This is not a question of whether such a budget exists. We all know it does and it must – not least because SMC have 31 employees to pay every month. The question is about why the leadership have not ever since the founding of the church in 1955 shared any budget in advance with its people? Why is that? Is it possible that the leadership believe people would give less if they knew where money was being spent? Is there concern that people would be less willing to give so much if they knew whose projects and whose pockets it was going to end up in? If the leadership feel that such a question and suggestion shows terrible and shocking effrontery – we would still invite them to answer it fully.


One of the characteristics of controlling churches is secrecy and paranoia on the part of the leadership about sharing information, and in particular financial information. Full disclosure of budgets in advance and the answers to the questions we have asked in this article would make it much harder for anyone to make this allegation against Struthers. It would also make the leadership more accountable and their activities more transparent. It would most importantly ensure forever that people were giving money in the sure and certain knowledge that it would be going to support the activities and church ministries that they wanted it to support.


It is possible that in the past the leaders of the church have been diverting tithes and collection plate income to educational, publishing or I.T. ventures which – while perfectly legal – some of those who were contributing financially to the church feel they were not made fully aware of. Some have contacted us and indicated that this has been the case particularly in relation to our article on the "generous gift". Some people were genuinely shocked at how much of the money they gave to their local branch church was ending up funding the Greenock school deficit. Interestingly no-one has contacted us to say they did know all about this. In addition some have told us that they felt that church income was being diverted to other purposes (within the same charity) that they felt were not consistent with what the church had taught and stood for when they first joined it.


We believe everyone should be given the chance to plan their giving to a church on the basis of the church sharing in advance what that giving will be used for. We also think that the congregation deserve - as a bare minimum - the right and opportunity to scrutinise and question the budget, the accounts and the directors regularly in an open, fair and unthreatening environment.



We believe there has to be change. Holding a charity together by ensuring information is kept away from people would be wrong. Holding an AGM for the national church at 9.30 am on a Saturday morning in Greenock would not appear to be giving people across the church branches maximum opportunity to obtain and scrutinise information. It could appear to be intended to achieve the opposite.  


Full sharing of a budget in advance is the best and only way that ensures the church membership is protected from error and folly by those in charge.
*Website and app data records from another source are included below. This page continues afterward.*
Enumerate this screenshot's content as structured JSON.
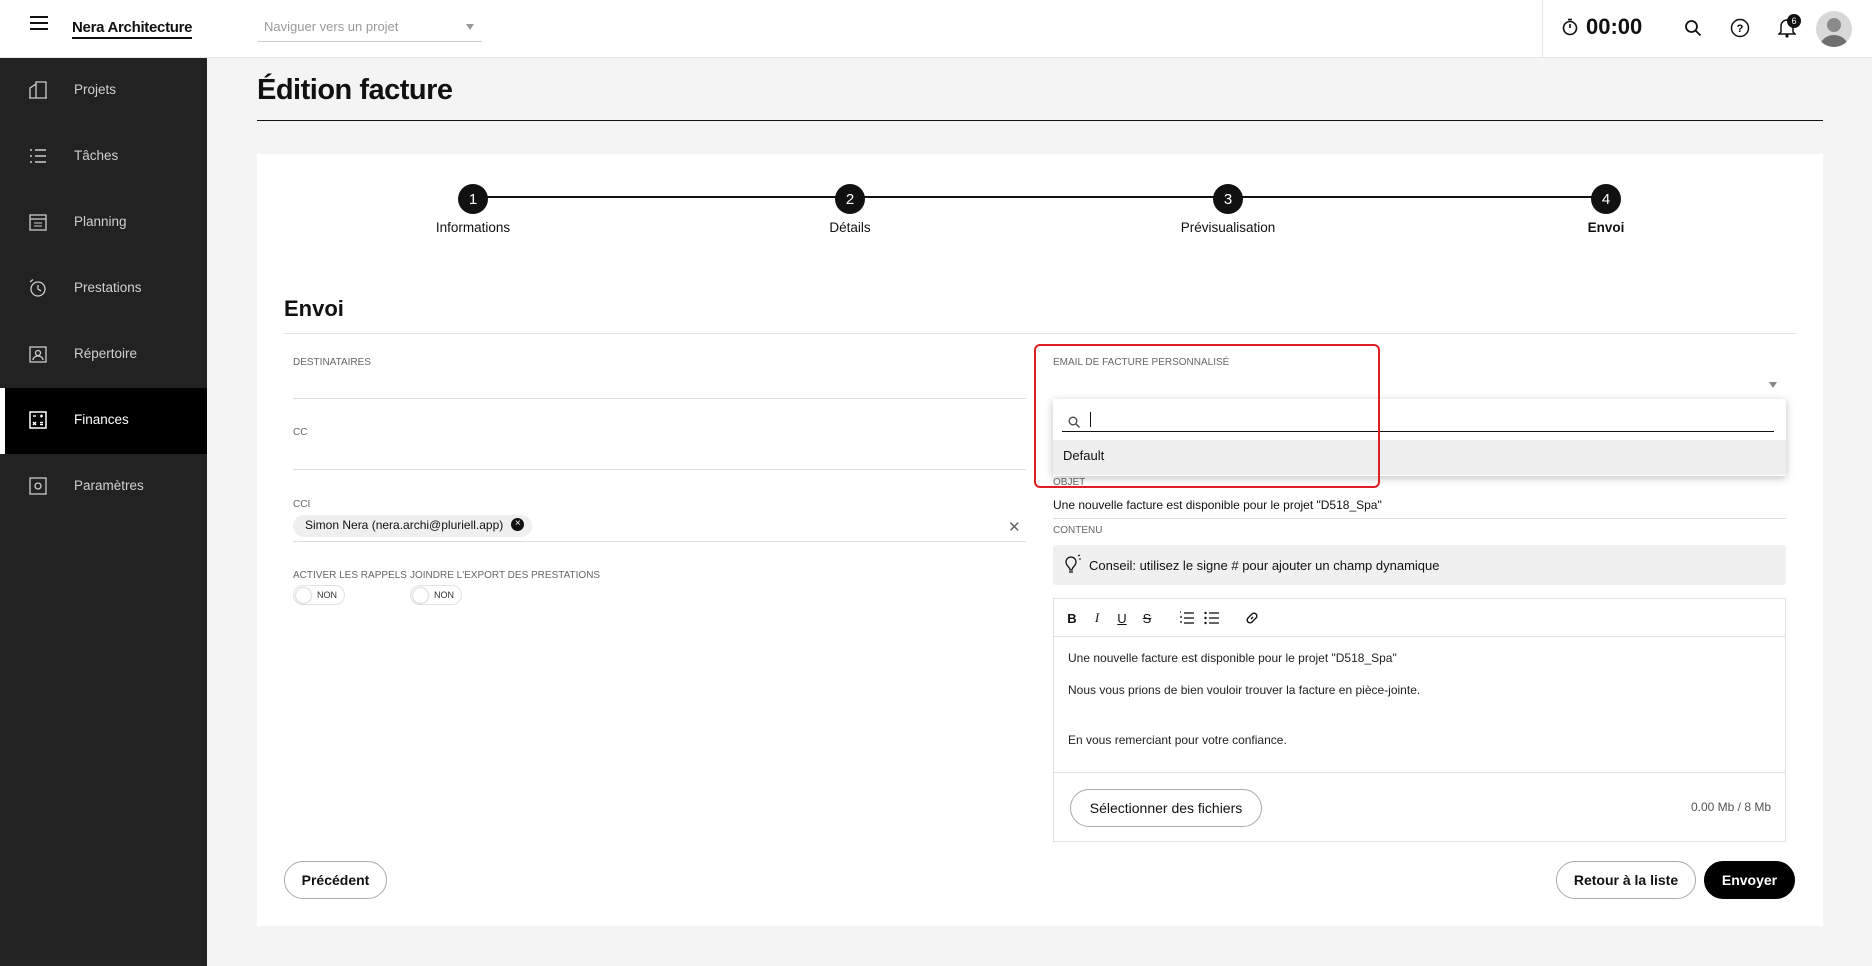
{
  "app": {
    "brand": "Nera Architecture",
    "project_nav_placeholder": "Naviguer vers un projet",
    "timer": "00:00",
    "notif_count": "6"
  },
  "sidebar": {
    "items": [
      {
        "label": "Projets"
      },
      {
        "label": "Tâches"
      },
      {
        "label": "Planning"
      },
      {
        "label": "Prestations"
      },
      {
        "label": "Répertoire"
      },
      {
        "label": "Finances",
        "active": true
      },
      {
        "label": "Paramètres"
      }
    ]
  },
  "page": {
    "title": "Édition facture"
  },
  "steps": [
    {
      "num": "1",
      "label": "Informations"
    },
    {
      "num": "2",
      "label": "Détails"
    },
    {
      "num": "3",
      "label": "Prévisualisation"
    },
    {
      "num": "4",
      "label": "Envoi",
      "active": true
    }
  ],
  "section": {
    "title": "Envoi"
  },
  "form": {
    "dest_label": "Destinataires",
    "cc_label": "CC",
    "cci_label": "CCI",
    "cci_chip": "Simon Nera (nera.archi@pluriell.app)",
    "reminders_label": "Activer les rappels",
    "reminders_value": "NON",
    "export_label": "Joindre l'export des prestations",
    "export_value": "NON",
    "email_template_label": "Email de facture personnalisé",
    "dropdown_option": "Default",
    "subject_label": "Objet",
    "subject_value": "Une nouvelle facture est disponible pour le projet \"D518_Spa\"",
    "content_label": "Contenu",
    "tip": "Conseil: utilisez le signe # pour ajouter un champ dynamique",
    "body": [
      "Une nouvelle facture est disponible pour le projet \"D518_Spa\"",
      "Nous vous prions de bien vouloir trouver la facture en pièce-jointe.",
      "En vous remerciant pour votre confiance."
    ],
    "attach_button": "Sélectionner des fichiers",
    "attach_size": "0.00 Mb / 8 Mb"
  },
  "actions": {
    "previous": "Précédent",
    "back_to_list": "Retour à la liste",
    "send": "Envoyer"
  },
  "colors": {
    "sidebar_bg": "#222222",
    "active_bg": "#000000",
    "highlight": "#e02020"
  }
}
This church allows preaching such as was given on 12 February 2011 and discussed in "the humiliation sermon" and "the punishment threat" – where it is taught that to question the acts or motives of some of the leaders is a sin which God will publicly punish. The leaders who are beyond question include - it is clearly implied in that sermon - at least some of the directors.  We have asked if this sermon accurately reflects the teaching of the church and as yet there has been no denial.
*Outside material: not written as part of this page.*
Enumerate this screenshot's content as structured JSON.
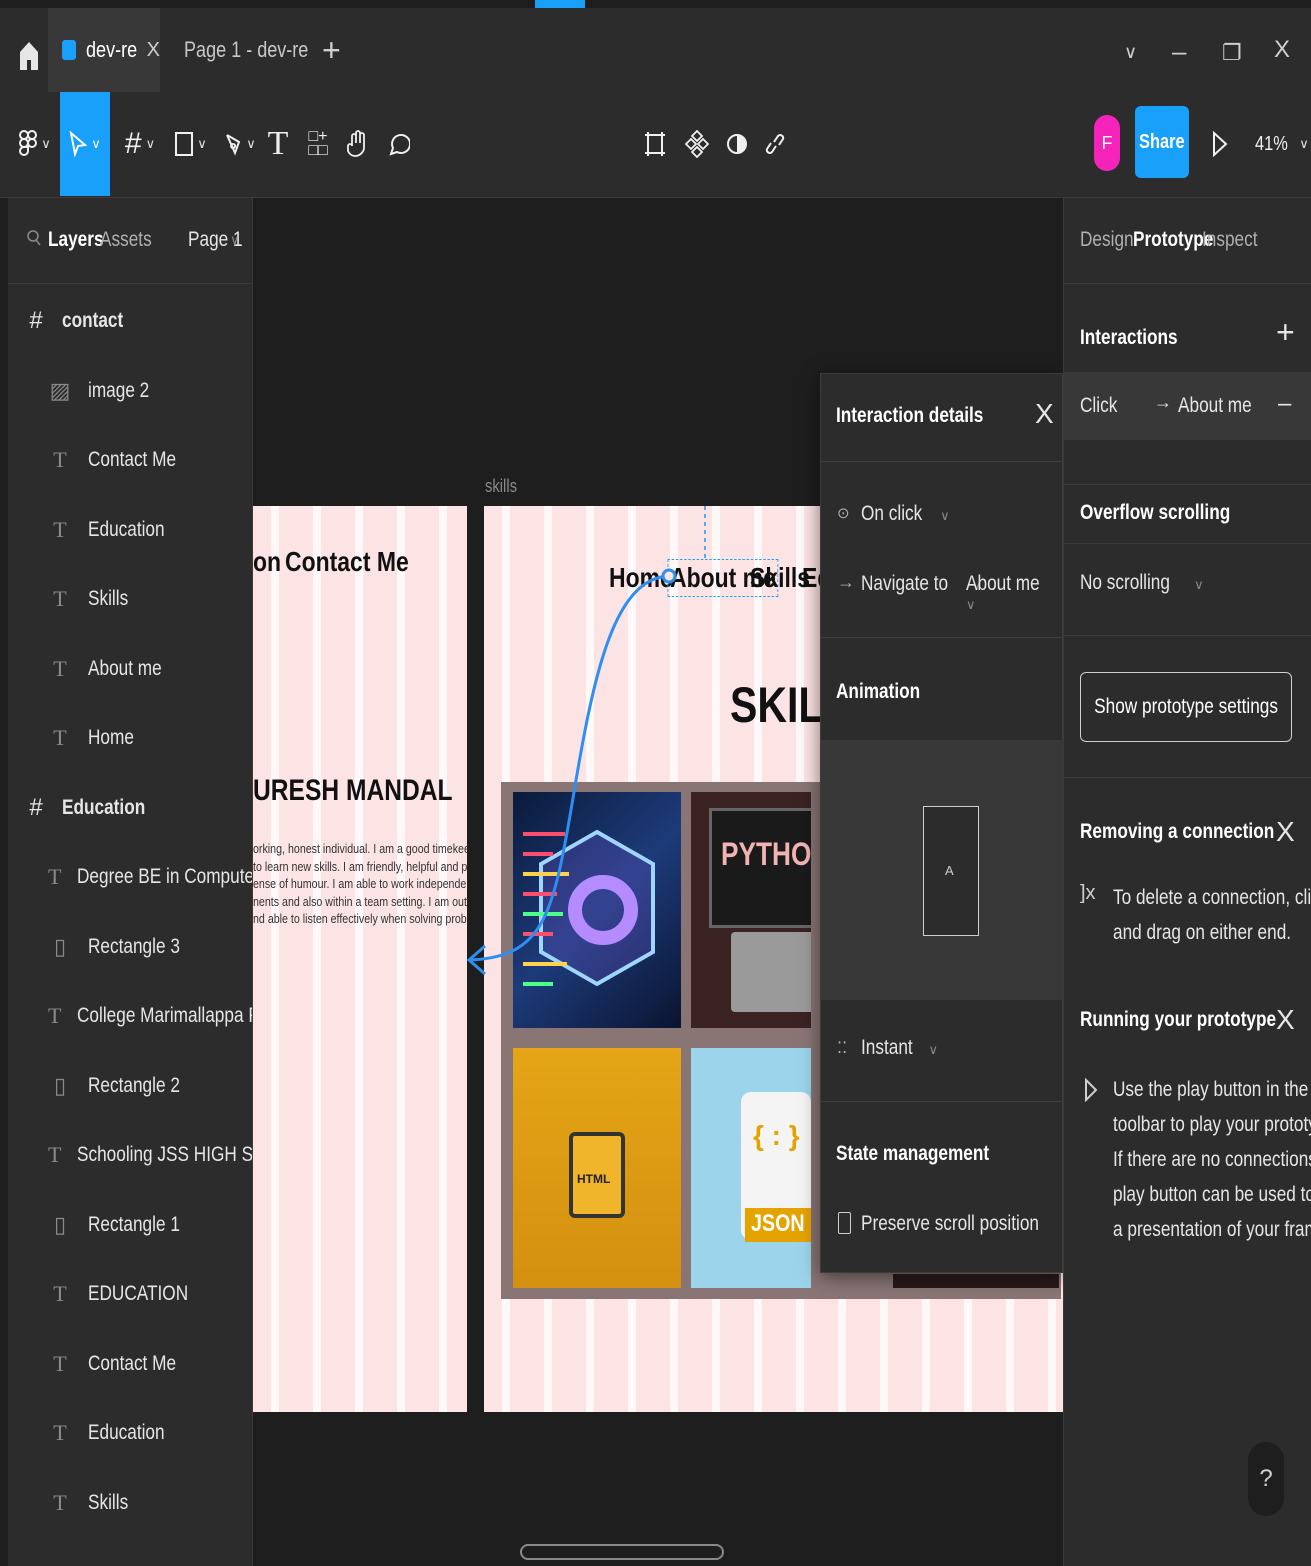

If this teaching remains in place the opportunity for proper financial accountability to the membership is effectively rendered zero.